--- INPUT RECORDS ---
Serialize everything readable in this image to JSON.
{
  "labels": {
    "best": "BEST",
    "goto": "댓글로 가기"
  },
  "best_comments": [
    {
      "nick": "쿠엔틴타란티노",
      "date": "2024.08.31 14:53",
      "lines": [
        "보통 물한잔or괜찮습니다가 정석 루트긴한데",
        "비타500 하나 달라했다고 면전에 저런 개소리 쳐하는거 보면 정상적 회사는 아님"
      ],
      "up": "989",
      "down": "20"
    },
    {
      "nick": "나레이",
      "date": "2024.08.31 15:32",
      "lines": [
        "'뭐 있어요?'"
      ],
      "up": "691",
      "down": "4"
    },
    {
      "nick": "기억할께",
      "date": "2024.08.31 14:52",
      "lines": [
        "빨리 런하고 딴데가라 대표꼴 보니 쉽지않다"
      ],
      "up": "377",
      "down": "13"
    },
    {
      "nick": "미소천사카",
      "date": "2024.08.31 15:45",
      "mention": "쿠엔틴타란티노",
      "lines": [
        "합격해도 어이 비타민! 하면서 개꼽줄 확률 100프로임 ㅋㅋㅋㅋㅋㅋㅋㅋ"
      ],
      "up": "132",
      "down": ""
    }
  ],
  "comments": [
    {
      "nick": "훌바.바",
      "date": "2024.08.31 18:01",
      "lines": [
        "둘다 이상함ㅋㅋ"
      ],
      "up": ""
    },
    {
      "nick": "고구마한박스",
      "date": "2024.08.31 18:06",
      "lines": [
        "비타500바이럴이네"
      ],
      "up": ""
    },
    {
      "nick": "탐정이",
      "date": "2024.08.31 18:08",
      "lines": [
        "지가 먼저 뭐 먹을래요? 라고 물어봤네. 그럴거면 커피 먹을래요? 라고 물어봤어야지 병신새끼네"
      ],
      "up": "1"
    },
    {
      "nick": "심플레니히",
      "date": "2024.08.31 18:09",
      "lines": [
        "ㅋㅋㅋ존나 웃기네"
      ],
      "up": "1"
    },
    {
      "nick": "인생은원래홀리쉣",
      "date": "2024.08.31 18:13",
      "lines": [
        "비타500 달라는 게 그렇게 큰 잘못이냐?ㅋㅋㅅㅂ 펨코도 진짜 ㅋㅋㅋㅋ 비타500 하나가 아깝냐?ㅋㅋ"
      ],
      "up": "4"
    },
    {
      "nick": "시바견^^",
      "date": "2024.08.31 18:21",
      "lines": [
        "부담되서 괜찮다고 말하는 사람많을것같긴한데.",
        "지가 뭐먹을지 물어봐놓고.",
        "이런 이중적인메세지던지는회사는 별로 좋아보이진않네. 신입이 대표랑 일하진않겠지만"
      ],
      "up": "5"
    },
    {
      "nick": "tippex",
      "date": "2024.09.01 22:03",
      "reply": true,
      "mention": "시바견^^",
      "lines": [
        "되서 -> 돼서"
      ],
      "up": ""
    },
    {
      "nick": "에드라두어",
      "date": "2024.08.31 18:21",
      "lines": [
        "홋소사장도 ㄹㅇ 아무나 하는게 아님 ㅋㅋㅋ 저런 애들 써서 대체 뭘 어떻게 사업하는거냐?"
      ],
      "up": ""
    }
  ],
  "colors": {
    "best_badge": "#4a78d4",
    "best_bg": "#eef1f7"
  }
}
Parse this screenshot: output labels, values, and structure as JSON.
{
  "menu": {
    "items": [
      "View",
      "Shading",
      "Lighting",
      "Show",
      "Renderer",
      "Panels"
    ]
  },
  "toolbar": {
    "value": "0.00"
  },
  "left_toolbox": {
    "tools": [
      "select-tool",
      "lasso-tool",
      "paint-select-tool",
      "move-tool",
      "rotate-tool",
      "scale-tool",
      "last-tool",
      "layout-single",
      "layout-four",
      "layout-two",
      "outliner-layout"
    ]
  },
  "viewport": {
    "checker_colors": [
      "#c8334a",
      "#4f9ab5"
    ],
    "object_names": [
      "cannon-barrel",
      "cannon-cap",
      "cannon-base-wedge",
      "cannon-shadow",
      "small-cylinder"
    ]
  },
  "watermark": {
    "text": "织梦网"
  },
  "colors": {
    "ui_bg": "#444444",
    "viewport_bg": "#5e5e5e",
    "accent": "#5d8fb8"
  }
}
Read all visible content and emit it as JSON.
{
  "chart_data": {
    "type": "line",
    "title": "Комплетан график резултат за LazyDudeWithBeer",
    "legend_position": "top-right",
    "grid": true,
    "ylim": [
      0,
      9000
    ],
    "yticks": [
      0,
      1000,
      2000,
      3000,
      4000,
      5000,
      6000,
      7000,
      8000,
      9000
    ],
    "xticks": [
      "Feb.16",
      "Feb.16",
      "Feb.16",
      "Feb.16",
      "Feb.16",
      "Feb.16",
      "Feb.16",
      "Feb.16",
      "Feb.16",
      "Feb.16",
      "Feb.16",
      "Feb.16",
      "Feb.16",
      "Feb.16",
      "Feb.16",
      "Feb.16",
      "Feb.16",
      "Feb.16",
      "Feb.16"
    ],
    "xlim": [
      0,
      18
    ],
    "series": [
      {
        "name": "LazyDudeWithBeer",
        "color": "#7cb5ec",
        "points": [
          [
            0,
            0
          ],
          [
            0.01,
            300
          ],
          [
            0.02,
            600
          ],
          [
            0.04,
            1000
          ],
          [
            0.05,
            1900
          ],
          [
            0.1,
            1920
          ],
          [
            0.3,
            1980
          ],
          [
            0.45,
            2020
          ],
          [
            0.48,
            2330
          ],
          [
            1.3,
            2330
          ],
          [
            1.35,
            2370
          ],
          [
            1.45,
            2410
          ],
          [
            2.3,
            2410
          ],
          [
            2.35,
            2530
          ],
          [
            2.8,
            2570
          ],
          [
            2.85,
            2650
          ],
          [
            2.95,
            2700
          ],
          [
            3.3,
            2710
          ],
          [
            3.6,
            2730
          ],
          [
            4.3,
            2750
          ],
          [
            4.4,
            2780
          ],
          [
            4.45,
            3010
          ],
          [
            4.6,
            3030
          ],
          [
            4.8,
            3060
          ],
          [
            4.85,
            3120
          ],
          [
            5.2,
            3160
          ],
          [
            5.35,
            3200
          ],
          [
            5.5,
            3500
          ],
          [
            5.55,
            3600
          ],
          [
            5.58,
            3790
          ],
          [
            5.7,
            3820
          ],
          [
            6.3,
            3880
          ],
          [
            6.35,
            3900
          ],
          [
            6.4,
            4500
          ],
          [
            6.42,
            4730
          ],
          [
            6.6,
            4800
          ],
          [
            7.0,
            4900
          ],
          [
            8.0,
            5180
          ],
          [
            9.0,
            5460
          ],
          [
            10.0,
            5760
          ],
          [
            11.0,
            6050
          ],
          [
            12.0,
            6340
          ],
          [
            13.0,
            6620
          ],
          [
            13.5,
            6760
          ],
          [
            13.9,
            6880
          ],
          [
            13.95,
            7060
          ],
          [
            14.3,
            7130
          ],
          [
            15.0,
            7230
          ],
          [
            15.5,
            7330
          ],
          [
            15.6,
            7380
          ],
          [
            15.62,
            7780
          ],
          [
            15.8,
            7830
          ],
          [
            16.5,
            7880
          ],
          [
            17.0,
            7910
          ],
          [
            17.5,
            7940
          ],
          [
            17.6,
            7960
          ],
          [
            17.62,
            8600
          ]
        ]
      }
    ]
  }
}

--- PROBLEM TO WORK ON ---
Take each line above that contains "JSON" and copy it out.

--- RESPONSE TO THE TASK ---
Serialize everything readable in this image to JSON.
Parse this screenshot: output labels, values, and structure as JSON.
Read all visible content and emit it as JSON.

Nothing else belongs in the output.